I am still unraveling exactly how this one feels – physically. I have some serious garbage around ‘shame’ and ‘guilt’ that like to hang out and muddy the emotional waters. All of which is to say, I really should re-read “Gifts of Imperfection” and “Daring Greatly” (thank you Ms. Brown.)
- The other side of the ‘hard work’ was being able to give someone forgiveness, regardless of the transgression.
For me this part has been easier, but only because plenty of practices before this one set me up for success. If you’ve ever read “The Four Agreements” or done any study on that missive, you’ll know that agreement number 2 is, “Don’t take anything personally.”
After digesting the 2nd Agreement, it just becomes easier to work on forgiving others. Yes, even while driving in traffic. (Oh my goodness …even while driving in traffic. I am definitely still a work in progress in this case. Still lots of forgiveness to be given and received here. Traffic. My Nemesis.)
I’m also pretty sure there’s a big ol’ piece on Compassion rolling around in the overall forgiveness lesson – on both sides of the giving and receiving.
As it happened, without fail, the experience of giving someone forgiveness, whether they knew I was taking this action or not, was that I felt lighter. Yes. My physical body felt the release of whomever I was holding hostage.
Resentment is a heavy emotion to be dragging around.
That whole “It weighs on me” adage? Yeah, not just some words. Not by a long-shot. Emotions have weight. They take up space, and it is up to each of us to let that stuff go – or not, but we will be affected.
The choice is ours.
- As I began to feel the effects of the forgiveness exchange, I realized I was having pretty intense conversations with myself…
“Wow, did that person actually change when I forgave them? Or was it only my perception of them?”
“WOW, I think that person really did change when I forgave them …but I didn’t even tell them I had forgiven them, I just held that in my heart. Did how I see them change? Or did they actually change?”
“Dang …I am pretty sure that I changed when I accepted that forgiveness. Yup. I can feel …wait? What AM I feeling? Lightness of being? Unencumbered joy? An inexplicable sense of freedom? What is that???”
“WHOA …wait, What changes? WHO changes? Something changes -I can feel it. Is it me? Is it them? Is it ALL of us? Is there a holding-pool of “Unforgiven” that just wells up until we add forgiveness? Like Drano? This has Freaky-Big-Implications (FBI’s).”
I really was going out of my way to experience these up-and-down emotions. In some instances, I would just sit with resentment, HOLDING it, embracing it – simply to notice more acutely how that felt. Only then allowing the forgiveness piece – the releasing, the letting go.
I wanted to feel those differences within my body.

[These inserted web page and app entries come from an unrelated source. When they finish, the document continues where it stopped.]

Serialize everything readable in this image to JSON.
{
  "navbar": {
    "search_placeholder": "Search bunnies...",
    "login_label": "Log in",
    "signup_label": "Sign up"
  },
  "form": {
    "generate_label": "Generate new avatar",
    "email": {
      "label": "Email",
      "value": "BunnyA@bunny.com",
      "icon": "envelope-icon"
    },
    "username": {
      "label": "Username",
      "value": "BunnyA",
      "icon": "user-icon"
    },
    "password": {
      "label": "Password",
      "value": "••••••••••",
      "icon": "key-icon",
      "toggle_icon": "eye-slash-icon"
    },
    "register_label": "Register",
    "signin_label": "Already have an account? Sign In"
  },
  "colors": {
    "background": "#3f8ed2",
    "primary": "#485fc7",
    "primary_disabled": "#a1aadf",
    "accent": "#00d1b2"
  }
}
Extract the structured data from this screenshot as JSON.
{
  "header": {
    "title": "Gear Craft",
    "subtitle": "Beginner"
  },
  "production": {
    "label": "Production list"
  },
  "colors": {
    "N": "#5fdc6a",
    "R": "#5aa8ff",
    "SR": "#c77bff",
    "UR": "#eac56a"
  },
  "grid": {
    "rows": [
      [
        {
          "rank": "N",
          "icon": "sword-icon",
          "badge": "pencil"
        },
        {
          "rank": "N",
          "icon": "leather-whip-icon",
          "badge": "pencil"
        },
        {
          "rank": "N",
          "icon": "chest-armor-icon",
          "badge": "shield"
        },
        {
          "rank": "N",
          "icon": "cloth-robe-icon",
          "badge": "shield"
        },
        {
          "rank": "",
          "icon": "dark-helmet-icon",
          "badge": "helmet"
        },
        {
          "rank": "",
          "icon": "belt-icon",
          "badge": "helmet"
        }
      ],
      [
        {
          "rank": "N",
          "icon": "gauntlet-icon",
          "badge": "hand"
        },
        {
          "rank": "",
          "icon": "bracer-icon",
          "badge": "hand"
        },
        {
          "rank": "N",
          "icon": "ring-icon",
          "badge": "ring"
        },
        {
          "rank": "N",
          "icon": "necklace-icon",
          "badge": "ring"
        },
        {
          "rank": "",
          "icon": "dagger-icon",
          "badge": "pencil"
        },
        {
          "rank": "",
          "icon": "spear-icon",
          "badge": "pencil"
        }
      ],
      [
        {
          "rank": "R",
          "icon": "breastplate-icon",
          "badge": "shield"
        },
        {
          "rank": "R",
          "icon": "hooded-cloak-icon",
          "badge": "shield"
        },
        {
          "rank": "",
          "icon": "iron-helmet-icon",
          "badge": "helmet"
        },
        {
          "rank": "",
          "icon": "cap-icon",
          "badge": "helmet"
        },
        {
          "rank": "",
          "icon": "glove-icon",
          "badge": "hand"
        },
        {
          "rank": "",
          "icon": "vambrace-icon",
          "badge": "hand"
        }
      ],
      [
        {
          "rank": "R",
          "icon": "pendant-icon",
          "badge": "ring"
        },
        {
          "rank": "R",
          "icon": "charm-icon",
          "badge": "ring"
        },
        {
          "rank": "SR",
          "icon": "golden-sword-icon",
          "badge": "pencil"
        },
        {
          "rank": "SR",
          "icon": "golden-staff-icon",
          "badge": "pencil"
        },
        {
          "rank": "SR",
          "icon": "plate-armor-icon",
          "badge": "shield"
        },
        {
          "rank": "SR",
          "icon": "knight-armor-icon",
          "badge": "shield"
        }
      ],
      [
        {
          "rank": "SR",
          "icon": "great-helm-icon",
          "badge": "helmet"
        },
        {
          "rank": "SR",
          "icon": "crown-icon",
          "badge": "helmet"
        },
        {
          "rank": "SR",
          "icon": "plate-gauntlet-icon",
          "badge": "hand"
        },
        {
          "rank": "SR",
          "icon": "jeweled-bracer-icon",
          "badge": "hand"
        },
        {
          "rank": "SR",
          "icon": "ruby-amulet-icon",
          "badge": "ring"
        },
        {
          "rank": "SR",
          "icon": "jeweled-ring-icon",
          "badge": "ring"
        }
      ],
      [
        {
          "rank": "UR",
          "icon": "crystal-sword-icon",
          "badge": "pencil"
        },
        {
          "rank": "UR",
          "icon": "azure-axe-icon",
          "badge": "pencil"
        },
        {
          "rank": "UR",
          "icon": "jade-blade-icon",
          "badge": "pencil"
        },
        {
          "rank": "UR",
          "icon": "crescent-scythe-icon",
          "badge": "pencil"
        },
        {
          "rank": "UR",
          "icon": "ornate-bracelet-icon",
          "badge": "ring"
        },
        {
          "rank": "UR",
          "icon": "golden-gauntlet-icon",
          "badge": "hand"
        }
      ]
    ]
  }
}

Because the physical changes, no matter how subtle, really do seem to be the key; to the awareness part at least.
My experiences started to bring up a whole new realm of questions.
Questions I’ll save for the next post, because …dude, radical questions.
In the interim, do you practice forgiveness?
Do you just ‘forgive and forget’?
What does forgiveness mean to you? If anything?
Inquiring Shamsis really would enjoy the knowing.